Cine-note 1: The first moment that evokes Hajime Machida’s narrative centrality is the contrast between the shot of blurry window-view and the sharp view from the window, a contrast mediated by Machida putting on his glasses.
Cine-note 2: There various other characters that the narrative cinematographically focuses on: Rira Sakae and Yohei Yoshitaka (Sosuke Ikematsu). Note that Yohei Yoshitaka, in his narrative role, underlines the divide between the brutality of selfishness – what he denotes as evil – and Machida-kun’s friendliness, which is beyond any selfishness.
Narra-note 1: One such humorous moment happens immediately after Machida-kun has gone to the nurse’s room, when two of Machida-kun’s female classmates discuss the possibility of romance between Machida and Inohara. Beyond the funniness that resides in this speech-interaction, this moment introduces the direction the narrative will take.
Narra-note 2: One can sense here that Machida-kun follows the societal rules of courtesy in a strict manner. When some-one lends you something, you return it, even if the partner in question does not want it back.

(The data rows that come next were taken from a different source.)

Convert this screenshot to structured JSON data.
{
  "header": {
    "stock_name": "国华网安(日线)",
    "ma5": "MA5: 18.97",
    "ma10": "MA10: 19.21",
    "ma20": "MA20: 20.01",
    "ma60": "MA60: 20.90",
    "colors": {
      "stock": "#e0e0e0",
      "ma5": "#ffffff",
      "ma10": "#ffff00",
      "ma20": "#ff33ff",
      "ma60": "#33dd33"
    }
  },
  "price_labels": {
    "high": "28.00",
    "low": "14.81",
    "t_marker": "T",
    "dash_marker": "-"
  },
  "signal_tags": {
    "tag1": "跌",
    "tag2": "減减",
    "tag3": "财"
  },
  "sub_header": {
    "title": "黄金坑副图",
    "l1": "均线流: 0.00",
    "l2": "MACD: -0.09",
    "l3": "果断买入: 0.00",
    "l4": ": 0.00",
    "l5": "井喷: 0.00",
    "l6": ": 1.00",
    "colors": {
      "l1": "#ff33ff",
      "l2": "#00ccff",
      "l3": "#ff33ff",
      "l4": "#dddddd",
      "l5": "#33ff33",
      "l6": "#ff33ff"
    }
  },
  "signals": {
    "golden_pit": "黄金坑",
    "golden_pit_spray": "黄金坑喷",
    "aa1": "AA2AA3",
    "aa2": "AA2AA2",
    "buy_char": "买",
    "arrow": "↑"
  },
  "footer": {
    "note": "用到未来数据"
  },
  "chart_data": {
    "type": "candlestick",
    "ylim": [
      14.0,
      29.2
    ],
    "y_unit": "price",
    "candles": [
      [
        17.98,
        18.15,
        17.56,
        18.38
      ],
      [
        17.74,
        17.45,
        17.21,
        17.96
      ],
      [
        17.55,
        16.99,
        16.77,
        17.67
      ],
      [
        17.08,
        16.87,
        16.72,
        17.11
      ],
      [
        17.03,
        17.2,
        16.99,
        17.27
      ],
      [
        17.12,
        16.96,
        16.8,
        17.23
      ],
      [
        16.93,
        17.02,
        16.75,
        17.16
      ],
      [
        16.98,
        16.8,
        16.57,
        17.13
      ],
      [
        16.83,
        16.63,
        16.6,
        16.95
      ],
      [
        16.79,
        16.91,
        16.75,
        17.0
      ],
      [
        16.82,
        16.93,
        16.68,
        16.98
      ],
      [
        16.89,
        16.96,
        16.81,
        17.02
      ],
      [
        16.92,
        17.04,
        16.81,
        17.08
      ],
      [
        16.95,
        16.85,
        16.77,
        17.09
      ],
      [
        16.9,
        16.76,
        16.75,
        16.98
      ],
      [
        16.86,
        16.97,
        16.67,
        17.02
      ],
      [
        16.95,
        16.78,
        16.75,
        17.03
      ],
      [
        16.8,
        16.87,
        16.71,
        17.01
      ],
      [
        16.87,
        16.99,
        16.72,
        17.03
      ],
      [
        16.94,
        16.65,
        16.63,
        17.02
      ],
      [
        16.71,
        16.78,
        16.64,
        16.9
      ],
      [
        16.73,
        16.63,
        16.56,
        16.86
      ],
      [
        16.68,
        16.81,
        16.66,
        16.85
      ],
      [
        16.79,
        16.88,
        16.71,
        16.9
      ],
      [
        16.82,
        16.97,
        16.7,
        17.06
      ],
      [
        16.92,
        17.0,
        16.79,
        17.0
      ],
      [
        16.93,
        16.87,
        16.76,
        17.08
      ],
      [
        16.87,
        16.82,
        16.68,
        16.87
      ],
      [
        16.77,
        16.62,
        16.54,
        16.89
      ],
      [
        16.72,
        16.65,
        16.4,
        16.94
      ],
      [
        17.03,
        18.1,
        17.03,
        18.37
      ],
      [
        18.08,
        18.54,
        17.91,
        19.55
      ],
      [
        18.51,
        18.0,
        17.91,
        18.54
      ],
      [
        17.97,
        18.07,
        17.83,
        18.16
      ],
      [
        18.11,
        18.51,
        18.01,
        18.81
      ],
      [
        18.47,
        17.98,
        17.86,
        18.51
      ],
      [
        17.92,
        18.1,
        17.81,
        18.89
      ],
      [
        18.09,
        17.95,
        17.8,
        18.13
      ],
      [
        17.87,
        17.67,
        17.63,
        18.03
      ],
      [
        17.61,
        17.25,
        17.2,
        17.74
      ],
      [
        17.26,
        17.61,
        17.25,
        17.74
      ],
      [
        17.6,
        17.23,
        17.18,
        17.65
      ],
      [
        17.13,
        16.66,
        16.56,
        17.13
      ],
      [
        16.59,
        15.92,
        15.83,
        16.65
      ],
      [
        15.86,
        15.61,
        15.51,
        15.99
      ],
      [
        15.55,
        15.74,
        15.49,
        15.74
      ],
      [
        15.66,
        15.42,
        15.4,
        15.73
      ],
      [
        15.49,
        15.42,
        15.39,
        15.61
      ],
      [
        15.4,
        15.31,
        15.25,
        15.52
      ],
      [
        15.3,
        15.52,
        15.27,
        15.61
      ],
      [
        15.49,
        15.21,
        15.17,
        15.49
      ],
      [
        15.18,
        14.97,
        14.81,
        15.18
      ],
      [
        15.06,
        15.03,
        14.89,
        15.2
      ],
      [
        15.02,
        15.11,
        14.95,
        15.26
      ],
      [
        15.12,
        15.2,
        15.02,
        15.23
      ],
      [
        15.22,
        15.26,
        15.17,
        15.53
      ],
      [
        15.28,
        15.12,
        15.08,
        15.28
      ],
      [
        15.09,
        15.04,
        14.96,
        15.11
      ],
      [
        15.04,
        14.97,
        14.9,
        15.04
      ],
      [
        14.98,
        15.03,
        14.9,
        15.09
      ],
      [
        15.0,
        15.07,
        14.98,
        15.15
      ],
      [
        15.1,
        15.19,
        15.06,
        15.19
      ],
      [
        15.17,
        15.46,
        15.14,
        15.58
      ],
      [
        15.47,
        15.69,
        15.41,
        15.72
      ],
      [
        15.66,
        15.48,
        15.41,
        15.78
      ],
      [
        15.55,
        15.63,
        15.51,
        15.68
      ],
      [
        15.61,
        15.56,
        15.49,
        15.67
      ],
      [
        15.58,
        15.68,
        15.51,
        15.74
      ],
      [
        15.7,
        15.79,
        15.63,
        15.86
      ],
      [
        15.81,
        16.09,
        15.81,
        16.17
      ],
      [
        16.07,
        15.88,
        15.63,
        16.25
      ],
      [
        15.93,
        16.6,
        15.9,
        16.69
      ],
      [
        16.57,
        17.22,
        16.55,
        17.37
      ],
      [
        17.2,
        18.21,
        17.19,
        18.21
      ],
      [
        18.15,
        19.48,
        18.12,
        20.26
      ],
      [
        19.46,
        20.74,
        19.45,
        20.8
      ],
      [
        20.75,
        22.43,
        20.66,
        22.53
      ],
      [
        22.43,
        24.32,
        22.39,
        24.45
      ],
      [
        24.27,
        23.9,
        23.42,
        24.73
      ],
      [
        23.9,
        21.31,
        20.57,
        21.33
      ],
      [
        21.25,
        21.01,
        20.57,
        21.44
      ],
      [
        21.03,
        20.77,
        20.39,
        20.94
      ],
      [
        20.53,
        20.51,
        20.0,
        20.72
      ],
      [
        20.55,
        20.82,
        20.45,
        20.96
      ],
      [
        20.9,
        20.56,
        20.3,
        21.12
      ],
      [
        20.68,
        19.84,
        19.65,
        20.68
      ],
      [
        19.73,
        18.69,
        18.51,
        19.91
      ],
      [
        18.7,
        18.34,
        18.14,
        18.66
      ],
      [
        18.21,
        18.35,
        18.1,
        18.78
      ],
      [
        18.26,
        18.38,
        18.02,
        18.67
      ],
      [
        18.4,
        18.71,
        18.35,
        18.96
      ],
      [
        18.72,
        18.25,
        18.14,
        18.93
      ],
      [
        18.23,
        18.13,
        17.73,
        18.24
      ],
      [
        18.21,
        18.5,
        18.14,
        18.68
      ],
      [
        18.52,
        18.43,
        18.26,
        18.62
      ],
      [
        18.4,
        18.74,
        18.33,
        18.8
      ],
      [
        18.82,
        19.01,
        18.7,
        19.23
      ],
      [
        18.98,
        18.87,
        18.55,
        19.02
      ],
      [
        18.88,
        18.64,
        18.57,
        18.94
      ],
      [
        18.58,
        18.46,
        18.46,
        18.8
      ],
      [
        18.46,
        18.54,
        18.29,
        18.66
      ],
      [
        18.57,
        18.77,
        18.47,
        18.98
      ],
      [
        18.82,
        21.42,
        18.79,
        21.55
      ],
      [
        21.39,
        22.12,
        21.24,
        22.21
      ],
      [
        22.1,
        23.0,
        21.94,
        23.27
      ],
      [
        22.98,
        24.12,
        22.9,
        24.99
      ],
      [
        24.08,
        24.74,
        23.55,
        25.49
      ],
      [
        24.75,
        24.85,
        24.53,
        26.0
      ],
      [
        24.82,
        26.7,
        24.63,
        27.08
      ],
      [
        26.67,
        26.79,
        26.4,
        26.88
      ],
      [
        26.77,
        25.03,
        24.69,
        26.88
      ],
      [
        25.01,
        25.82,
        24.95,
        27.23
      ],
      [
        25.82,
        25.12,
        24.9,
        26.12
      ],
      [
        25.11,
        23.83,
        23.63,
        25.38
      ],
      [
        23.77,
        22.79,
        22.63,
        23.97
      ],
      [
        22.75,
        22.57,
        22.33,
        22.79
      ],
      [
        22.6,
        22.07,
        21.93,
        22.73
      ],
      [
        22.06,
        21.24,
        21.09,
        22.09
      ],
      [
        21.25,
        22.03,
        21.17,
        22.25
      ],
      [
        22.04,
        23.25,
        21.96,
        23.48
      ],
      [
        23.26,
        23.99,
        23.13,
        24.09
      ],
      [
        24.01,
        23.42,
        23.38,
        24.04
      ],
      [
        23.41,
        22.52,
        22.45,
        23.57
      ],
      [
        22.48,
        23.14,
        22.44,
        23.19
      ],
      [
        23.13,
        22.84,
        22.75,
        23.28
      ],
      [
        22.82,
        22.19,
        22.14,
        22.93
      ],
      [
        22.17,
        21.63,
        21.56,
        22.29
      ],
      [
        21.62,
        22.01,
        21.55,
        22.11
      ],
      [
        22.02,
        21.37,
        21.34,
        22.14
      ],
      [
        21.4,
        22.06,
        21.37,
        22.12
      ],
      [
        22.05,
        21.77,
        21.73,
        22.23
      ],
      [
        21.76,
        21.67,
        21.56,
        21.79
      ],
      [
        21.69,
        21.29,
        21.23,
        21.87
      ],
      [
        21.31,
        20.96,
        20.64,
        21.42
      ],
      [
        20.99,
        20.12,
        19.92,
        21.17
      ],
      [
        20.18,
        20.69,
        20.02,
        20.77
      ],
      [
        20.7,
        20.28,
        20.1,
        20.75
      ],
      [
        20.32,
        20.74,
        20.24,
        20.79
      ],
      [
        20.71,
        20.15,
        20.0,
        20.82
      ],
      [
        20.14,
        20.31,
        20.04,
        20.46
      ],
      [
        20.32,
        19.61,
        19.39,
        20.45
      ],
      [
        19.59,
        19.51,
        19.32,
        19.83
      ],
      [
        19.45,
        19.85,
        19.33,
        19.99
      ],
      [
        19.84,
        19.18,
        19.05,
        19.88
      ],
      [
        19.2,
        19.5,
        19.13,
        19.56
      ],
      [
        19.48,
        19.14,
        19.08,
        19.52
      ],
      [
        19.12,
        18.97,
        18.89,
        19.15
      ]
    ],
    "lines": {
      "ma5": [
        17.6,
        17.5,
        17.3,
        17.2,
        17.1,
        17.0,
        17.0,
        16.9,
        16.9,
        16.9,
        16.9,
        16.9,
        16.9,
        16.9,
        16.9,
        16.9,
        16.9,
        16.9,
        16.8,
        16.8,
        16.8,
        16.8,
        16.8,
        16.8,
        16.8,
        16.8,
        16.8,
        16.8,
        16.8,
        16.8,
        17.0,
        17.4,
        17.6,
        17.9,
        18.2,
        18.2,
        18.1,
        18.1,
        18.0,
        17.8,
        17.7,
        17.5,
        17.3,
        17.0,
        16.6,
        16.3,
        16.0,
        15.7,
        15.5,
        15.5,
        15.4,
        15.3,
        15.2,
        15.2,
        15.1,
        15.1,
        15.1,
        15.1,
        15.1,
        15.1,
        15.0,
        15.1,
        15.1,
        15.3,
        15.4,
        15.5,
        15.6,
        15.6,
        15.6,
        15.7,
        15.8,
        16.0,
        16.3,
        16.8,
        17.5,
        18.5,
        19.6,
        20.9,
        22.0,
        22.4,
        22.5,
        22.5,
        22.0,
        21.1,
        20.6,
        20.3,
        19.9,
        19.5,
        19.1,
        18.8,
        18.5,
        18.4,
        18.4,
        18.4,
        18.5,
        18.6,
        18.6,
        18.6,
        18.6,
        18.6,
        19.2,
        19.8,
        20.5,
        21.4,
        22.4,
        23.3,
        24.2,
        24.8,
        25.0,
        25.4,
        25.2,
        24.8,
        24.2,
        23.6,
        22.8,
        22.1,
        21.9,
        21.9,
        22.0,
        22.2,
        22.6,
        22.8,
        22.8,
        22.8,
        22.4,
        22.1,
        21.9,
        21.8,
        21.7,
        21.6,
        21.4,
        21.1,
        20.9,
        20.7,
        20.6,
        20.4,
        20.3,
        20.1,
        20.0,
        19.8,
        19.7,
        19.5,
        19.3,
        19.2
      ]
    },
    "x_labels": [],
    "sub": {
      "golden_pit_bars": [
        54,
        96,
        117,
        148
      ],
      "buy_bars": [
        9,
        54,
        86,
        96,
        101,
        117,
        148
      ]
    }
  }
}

Narra-note 3: Inohara’s statement, “Throw the handkerchief away”, has to be read as born from her negative stance in life. She not only refuses the handkerchief, she also refuses to let herself become part of social interaction.
Narra-note 4: The fantastical enters the narrative again at the end. One could read this return as the realization of Inohara’s true desire.
But let us also note that the framing of the fantastical, a surprising twist, features some awkward shots. Nevertheless, the awkwardness does not distract from the pleasure to be had from the narrative’s conclusion.
Narra-note 5: Note that Inohara does not questions the acts he does, but questions the signified of the signifiers, like ‘precious/daisetsu(na)’.
Narra-note 6: Due to his (thoughtless) friendliness for all, he eventually creates more problems in the already difficult dimension of love.
Acting-note 1: What makes Hosoda’s moments of over-acting truly acceptable is the fact that Machida-kun’s peculiar reactions are always given a place within the narrative space as such, due to Inohara’s reactions for instance. In this way, Machida-kun’s peculiar reactions are implied as being part of who he is – and not so much function of the need to be funny.